Reporting misconduct at work can be a scary decision. You worry about the consequences you might face from your employer. However, federal laws prohibit employers from retaliating against employees who report issues such as fraud, discrimination, and wage violations.
Although laws are supposed to protect federal workers, many employers retaliate anyway by demoting or firing whistleblowers. Below are tips you should follow to protect your rights and improve your chance of a successful case if you plan to report your employer for wrongdoing.
Review Your Severance Agreement or Release
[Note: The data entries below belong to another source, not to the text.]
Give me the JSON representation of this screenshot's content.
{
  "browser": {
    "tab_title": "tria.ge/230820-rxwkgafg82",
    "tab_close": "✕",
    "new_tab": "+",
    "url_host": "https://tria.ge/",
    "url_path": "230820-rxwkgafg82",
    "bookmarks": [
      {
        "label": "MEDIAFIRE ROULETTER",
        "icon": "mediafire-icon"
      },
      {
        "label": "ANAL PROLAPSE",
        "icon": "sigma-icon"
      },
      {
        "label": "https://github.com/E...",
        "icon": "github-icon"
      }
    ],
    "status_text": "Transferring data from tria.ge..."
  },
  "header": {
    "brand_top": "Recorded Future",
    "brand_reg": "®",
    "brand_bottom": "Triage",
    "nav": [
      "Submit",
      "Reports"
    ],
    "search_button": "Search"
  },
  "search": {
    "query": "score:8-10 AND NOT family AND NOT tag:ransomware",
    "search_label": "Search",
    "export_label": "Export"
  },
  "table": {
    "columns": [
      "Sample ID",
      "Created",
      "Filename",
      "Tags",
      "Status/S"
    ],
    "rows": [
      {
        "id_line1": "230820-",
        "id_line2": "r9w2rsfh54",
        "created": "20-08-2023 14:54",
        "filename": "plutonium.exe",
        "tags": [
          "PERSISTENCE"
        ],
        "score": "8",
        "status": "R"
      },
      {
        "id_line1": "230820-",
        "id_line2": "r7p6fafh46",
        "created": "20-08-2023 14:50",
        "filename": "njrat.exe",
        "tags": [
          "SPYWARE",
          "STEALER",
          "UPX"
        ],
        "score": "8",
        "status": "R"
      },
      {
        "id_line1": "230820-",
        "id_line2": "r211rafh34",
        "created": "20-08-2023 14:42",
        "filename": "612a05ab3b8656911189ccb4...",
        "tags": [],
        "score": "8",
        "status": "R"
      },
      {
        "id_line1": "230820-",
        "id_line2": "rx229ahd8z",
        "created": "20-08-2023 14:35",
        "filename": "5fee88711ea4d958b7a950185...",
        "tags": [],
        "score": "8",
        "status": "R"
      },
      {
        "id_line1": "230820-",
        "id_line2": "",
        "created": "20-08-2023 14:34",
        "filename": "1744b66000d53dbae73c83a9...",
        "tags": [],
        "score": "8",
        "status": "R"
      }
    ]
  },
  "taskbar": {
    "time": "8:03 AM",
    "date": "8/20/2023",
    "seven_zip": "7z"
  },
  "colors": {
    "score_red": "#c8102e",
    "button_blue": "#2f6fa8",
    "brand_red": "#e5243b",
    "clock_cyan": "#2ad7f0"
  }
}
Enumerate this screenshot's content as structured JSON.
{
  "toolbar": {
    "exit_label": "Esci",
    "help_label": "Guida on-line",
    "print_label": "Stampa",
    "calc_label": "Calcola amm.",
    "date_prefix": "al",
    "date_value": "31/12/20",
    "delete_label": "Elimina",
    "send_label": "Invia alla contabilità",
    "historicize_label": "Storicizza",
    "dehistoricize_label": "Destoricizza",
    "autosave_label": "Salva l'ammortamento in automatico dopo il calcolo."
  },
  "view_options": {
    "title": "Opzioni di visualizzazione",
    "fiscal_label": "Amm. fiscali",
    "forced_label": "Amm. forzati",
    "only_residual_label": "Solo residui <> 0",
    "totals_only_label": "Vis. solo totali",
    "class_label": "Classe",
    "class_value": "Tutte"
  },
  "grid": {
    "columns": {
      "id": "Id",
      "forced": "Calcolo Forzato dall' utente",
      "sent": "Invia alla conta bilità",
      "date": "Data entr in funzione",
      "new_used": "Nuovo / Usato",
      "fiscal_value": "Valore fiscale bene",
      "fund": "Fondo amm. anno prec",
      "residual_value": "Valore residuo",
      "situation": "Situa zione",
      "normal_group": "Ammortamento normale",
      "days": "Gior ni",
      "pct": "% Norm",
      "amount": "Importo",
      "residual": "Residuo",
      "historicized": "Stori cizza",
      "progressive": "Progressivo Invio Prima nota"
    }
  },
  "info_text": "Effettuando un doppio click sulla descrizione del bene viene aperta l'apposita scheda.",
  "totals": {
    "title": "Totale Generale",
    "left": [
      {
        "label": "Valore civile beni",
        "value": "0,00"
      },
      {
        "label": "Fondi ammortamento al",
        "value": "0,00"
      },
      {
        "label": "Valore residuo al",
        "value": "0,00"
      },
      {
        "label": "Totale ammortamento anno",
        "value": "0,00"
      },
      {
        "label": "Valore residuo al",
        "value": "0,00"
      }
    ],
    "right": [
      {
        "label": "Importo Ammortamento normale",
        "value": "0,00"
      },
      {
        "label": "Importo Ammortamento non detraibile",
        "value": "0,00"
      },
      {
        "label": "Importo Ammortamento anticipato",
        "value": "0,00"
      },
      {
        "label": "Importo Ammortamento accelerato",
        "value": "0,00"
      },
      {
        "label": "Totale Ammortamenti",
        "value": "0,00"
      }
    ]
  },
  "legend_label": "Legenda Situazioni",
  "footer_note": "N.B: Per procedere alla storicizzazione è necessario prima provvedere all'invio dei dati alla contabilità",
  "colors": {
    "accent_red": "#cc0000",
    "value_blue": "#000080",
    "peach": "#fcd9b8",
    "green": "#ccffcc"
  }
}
Some employers require terminated employees to sign a severance agreement. This contract allows the employee to receive severance pay and benefits. However, an agreement might include terms preventing the employee from pursuing claims against the employer, such as whistleblower action under the False Claims Act. If you signed a severance agreement, review it thoroughly to determine whether it contains provisions regarding whistleblower claims.
Keep Your Complaints to Yourself
You are rightfully furious about the misconduct occurring at work. However, complaining about it to a supervisor or coworker is risky. Staying quiet is particularly crucial when an employer engages in criminal acts, such as fraud. You can obtain the necessary evidence by doing your job and avoiding conversations about what’s happening. If your boss hears what you’re saying to other people in the office, they might fire you. You’ll lose the opportunity to gain insider information.
Use Documents You Can Legally Take
You might have access to documents you can use to support your case. However, be careful when taking or copying documents. Your employer might accuse you of stealing trade secrets or corporate property.
Although stopping an employer’s wrongdoing is important, the legal process can be more challenging if they make a valid claim against you. For example, you might face legal trouble if you take documentation protected by attorney-client privilege.
Check State Laws Before Recording Conversations
Recordings are valuable evidence in whistleblower cases. A taped conversation of your employer discussing their illegal actions can strengthen your case against them.
However, some states prohibit recorded conversations under specific circumstances. Before obtaining recordings, you should confirm the laws where you live to avoid civil and criminal penalties.
Don’t Post About the Misconduct on Social Media
Staying away from social media and written communications with others about the case is critical. You should avoid posting to social media before filing the whistleblower claim and during legal proceedings. Although you might feel tempted to update your friends and family, the defense lawyer could find a way to use your posts against you.
Pay Attention to Time Limits
The U.S. Securities and Exchange Commission can award money to eligible whistleblowers who provide information leading to enforcement action involving over $1,000,000. That means you could recover compensation for your efforts. However, someone else might file before you. If that happens, you can lose your chance of pursuing a case yourself.
Some employer misconduct, such as fraud, is subject to a statute of limitations. A statute of limitations allows a specific timeframe to file a case against another party. If the statutory period passes before you initiate your whistleblower claim, your case will likely not proceed further.
Hire an Experienced Whistleblower Protection Lawyer
You should never pursue a case against your employer without hiring an experienced lawyer. Whistleblower lawyers know federal laws and procedures. They can protect your rights and guide you through the complex process.
At The Vaughn Law Firm, we represent clients facing unfair treatment by their employers for reporting misconduct. Call us at 877-615-9495 for a confidential consultation at our Decatur, GA, or Washington, DC, office to learn more about how we can help with your whistleblower claim.